American publications largely eschew British titles when reporting on the arts. Alex Ross, reviewing the new Tristan und Isolde at the Met in the New Yorker, acknowledged Simon Rattle in the pit – not ‘Sir Simon Rattle’. Even Opera, that indispensable British organ for operaphiles, founded by the queen’s cousin, calls him ‘Simon Rattle’. ABR dispenses with these anachronisms too, and marvels at the number of writers and artists (some quite radical) who accept these vestiges of the British Empire (Sir Michael Philip ‘Mick’ Jagger no less). Yet in Australia many arts publications continue to add knighthoods, etc. It doesn’t help when MSO Chief Conductor Andrew Davis – encouraging us to switch off our mobile phones before concerts – introduces himself as ‘Sir Andrew Davis’. It does sound ever so pompous ...
Opera Australia Season 2017
It’s bewen a true Wagner-fest in Melbourne of late. Last night the first cycle of Der Ring des Nibelungen coming to an end. Opera Australia must be pleased with the public response to the Ring, and there are signs that the audiences are growing. Peter Rose has already reviewed the first three operas, and they are included in the Arts Update e-bulletin. His review of Götterdämmerung will follow. We also include his encomiastic review of TSO’s concert version of Tristan und Isolde (November 19).

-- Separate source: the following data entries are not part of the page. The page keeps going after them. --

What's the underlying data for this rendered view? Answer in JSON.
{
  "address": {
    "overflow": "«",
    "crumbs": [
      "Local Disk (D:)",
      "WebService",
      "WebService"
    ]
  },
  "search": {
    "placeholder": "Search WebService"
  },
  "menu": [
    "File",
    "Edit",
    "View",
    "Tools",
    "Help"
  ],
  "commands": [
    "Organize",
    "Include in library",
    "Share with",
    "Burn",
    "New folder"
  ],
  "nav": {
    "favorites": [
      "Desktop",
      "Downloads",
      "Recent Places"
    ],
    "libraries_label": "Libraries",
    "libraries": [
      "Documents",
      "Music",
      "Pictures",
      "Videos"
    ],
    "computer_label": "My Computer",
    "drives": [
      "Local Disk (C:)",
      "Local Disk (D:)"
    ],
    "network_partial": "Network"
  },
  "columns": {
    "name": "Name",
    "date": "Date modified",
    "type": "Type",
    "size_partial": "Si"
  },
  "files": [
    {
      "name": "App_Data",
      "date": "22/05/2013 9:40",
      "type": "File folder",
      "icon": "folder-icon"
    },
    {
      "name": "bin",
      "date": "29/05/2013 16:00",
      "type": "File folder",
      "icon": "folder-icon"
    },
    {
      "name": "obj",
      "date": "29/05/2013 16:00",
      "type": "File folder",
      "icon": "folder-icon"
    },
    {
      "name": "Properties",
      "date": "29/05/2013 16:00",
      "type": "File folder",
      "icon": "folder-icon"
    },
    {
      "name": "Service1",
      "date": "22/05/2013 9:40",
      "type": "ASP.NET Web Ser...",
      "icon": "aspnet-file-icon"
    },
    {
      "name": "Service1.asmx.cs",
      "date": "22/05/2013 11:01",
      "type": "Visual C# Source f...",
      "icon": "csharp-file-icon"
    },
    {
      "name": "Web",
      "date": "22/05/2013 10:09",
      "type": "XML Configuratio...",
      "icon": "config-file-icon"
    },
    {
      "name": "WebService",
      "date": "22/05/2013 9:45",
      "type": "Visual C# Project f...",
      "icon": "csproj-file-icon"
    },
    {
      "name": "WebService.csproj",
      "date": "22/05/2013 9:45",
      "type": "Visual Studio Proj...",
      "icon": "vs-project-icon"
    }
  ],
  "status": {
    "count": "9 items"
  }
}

Meanwhile, Opera Australia has announced its 2017 season, described by Artistic Director Lyndon Terracini as its ‘most diverse and adventurous to date’. Highlights of the program include Jonas Kaufmann performing Wagner’s Parsifal, Diego Torre in Cavalleria Rusticana and Pagliacci, and Nicole Car in Massenet’s Thaïs. Danielle de Niese will return to Melbourne for a new production of The Merry Widow, and Greta Bradman will make her operatic début as Mimì in La bohème.

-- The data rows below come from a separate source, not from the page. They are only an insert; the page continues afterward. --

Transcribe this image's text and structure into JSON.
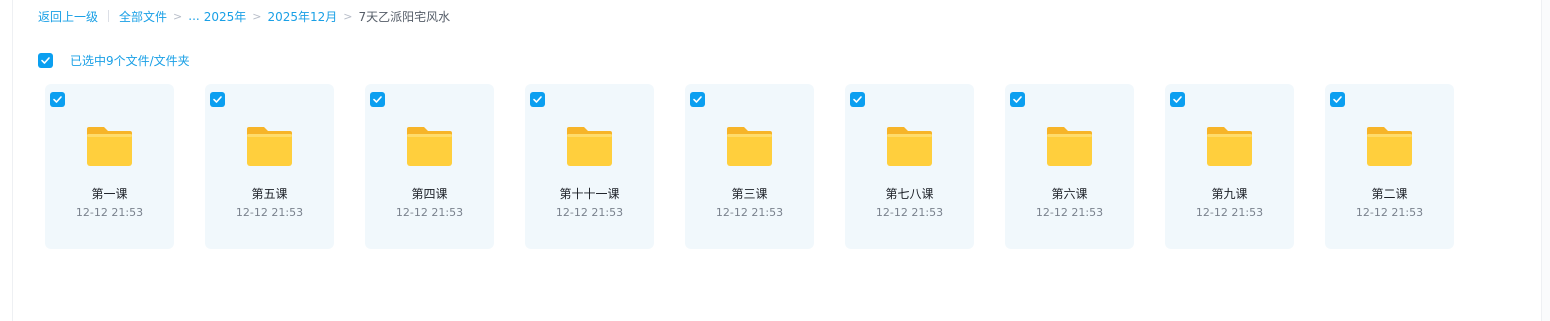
{
  "breadcrumb": {
    "back": "返回上一级",
    "root": "全部文件",
    "ellipsis": "...",
    "level1": "2025年",
    "level2": "2025年12月",
    "current": "7天乙派阳宅风水",
    "separator": ">"
  },
  "selection": {
    "label": "已选中9个文件/文件夹",
    "checked": true
  },
  "folders": [
    {
      "name": "第一课",
      "time": "12-12 21:53"
    },
    {
      "name": "第五课",
      "time": "12-12 21:53"
    },
    {
      "name": "第四课",
      "time": "12-12 21:53"
    },
    {
      "name": "第十十一课",
      "time": "12-12 21:53"
    },
    {
      "name": "第三课",
      "time": "12-12 21:53"
    },
    {
      "name": "第七八课",
      "time": "12-12 21:53"
    },
    {
      "name": "第六课",
      "time": "12-12 21:53"
    },
    {
      "name": "第九课",
      "time": "12-12 21:53"
    },
    {
      "name": "第二课",
      "time": "12-12 21:53"
    }
  ],
  "colors": {
    "accent": "#0b9ff0",
    "link": "#1aa0e6",
    "card_bg": "#f1f8fc",
    "folder_body": "#ffcf3d",
    "folder_tab": "#f7b428"
  },
  "icons": {
    "checkbox": "check-icon",
    "folder": "folder-icon"
  }
}
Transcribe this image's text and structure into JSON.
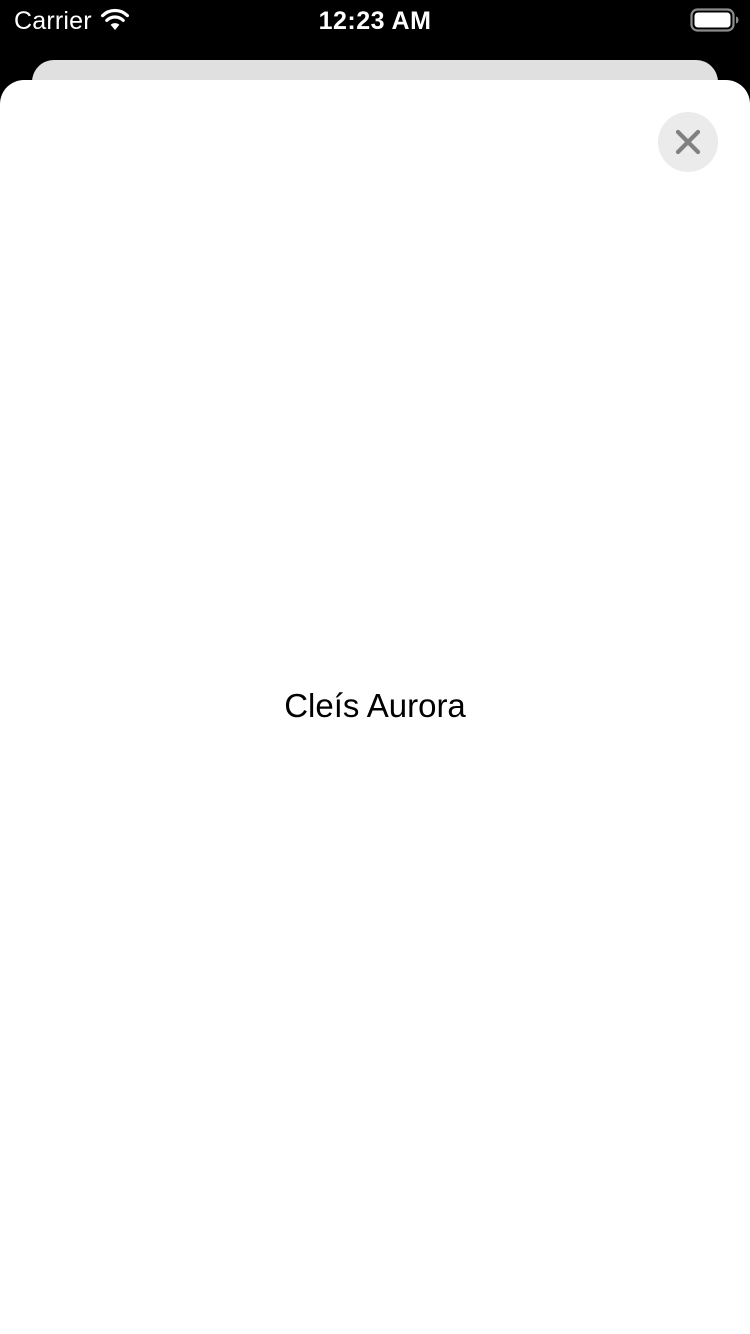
{
  "status_bar": {
    "carrier": "Carrier",
    "time": "12:23 AM",
    "wifi_icon": "wifi-icon",
    "battery_icon": "battery-full-icon"
  },
  "sheet": {
    "title": "Cleís Aurora",
    "close_icon": "close-icon"
  },
  "colors": {
    "status_bar_background": "#000000",
    "sheet_background": "#ffffff",
    "background_card": "#e0e0e0",
    "close_button_background": "#ebebeb",
    "close_icon": "#808080",
    "title_text": "#000000"
  }
}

The Sydney Symphony Orchestra has anounced that the Hélène Grimaud (who toured Australia, Europe, and China with the Australian Youth Orchestra) has cancelled her May 2017 performances due to personal reasons. Japanese pianist, Nobuyuki Tsujii will play in her stead. ‘While we are disappointed Hélène Grimaud’s fans won’t have a chance to see her in 2017, we are thrilled that Tsujii accepted our offer to perform once again’, commented SSO Managing Director, Rory Jeffes. Tsujii, who was born blind, wowed audiences during SSO’s Beethoven Festival in October this year: ‘His interpretation of Beethoven’s Piano Concerto No 3 was one of the most admirable and inspiring things I have witnessed’, said Murray Black in The Australian. Tsuji will play Chopin’s Piano Concerto No.2 and Dvořák’s Symphony No.8 on 19 and 20 May, and will be in recital on 22 May.

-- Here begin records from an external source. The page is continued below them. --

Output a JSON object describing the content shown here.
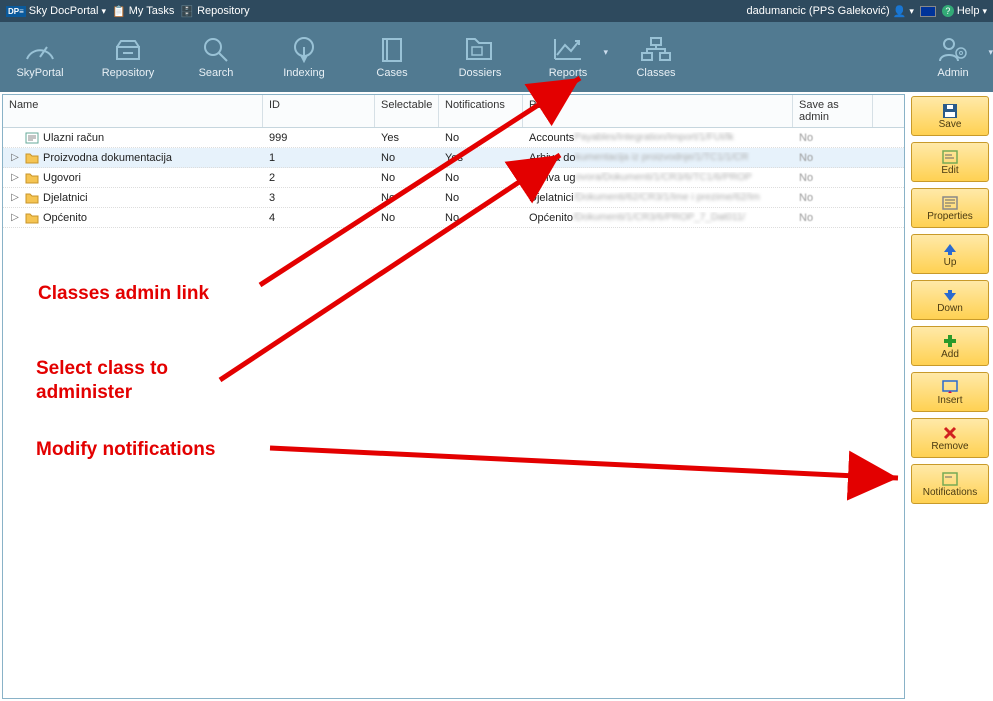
{
  "topbar": {
    "appName": "Sky DocPortal",
    "myTasks": "My Tasks",
    "repository": "Repository",
    "user": "dadumancic (PPS Galeković)",
    "help": "Help"
  },
  "ribbon": {
    "skyportal": "SkyPortal",
    "repository": "Repository",
    "search": "Search",
    "indexing": "Indexing",
    "cases": "Cases",
    "dossiers": "Dossiers",
    "reports": "Reports",
    "classes": "Classes",
    "admin": "Admin"
  },
  "headers": {
    "name": "Name",
    "id": "ID",
    "selectable": "Selectable",
    "notifications": "Notifications",
    "path": "Path",
    "saveAsAdmin": "Save as admin"
  },
  "rows": [
    {
      "name": "Ulazni račun",
      "id": "999",
      "sel": "Yes",
      "not": "No",
      "path": "Accounts",
      "pathRest": "Payables/Integration/Import/1/FUI/lk",
      "save": "No",
      "type": "doc",
      "expand": ""
    },
    {
      "name": "Proizvodna dokumentacija",
      "id": "1",
      "sel": "No",
      "not": "Yes",
      "path": "Arhiva do",
      "pathRest": "kumentacija iz proizvodnje/1/TC1/1/CR",
      "save": "No",
      "type": "folder",
      "expand": "▷",
      "selected": true
    },
    {
      "name": "Ugovori",
      "id": "2",
      "sel": "No",
      "not": "No",
      "path": "Arhiva ug",
      "pathRest": "ovora/Dokumenti/1/CR3/6/TC1/6/PROP",
      "save": "No",
      "type": "folder",
      "expand": "▷"
    },
    {
      "name": "Djelatnici",
      "id": "3",
      "sel": "No",
      "not": "No",
      "path": "Djelatnici",
      "pathRest": "/Dokumenti/62/CR3/1/Ime i prezime/62/Im",
      "save": "No",
      "type": "folder",
      "expand": "▷"
    },
    {
      "name": "Općenito",
      "id": "4",
      "sel": "No",
      "not": "No",
      "path": "Općenito",
      "pathRest": "/Dokumenti/1/CR3/6/PROP_7_Dat011/",
      "save": "No",
      "type": "folder",
      "expand": "▷"
    }
  ],
  "side": {
    "save": "Save",
    "edit": "Edit",
    "properties": "Properties",
    "up": "Up",
    "down": "Down",
    "add": "Add",
    "insert": "Insert",
    "remove": "Remove",
    "notifications": "Notifications"
  },
  "annot": {
    "a1": "Classes admin link",
    "a2": "Select class to administer",
    "a3": "Modify notifications"
  }
}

This month, thanks to Transmission Films ten new or renewing subscribers will receive double passes to A United Kingdom starring David Oyelowo and Rosamund Pike (in cinemas 26 December) and another ten will receive double passes to La La Land starring Emma Stone and Ryan Gosling (26 December) thanks to Entertainment One.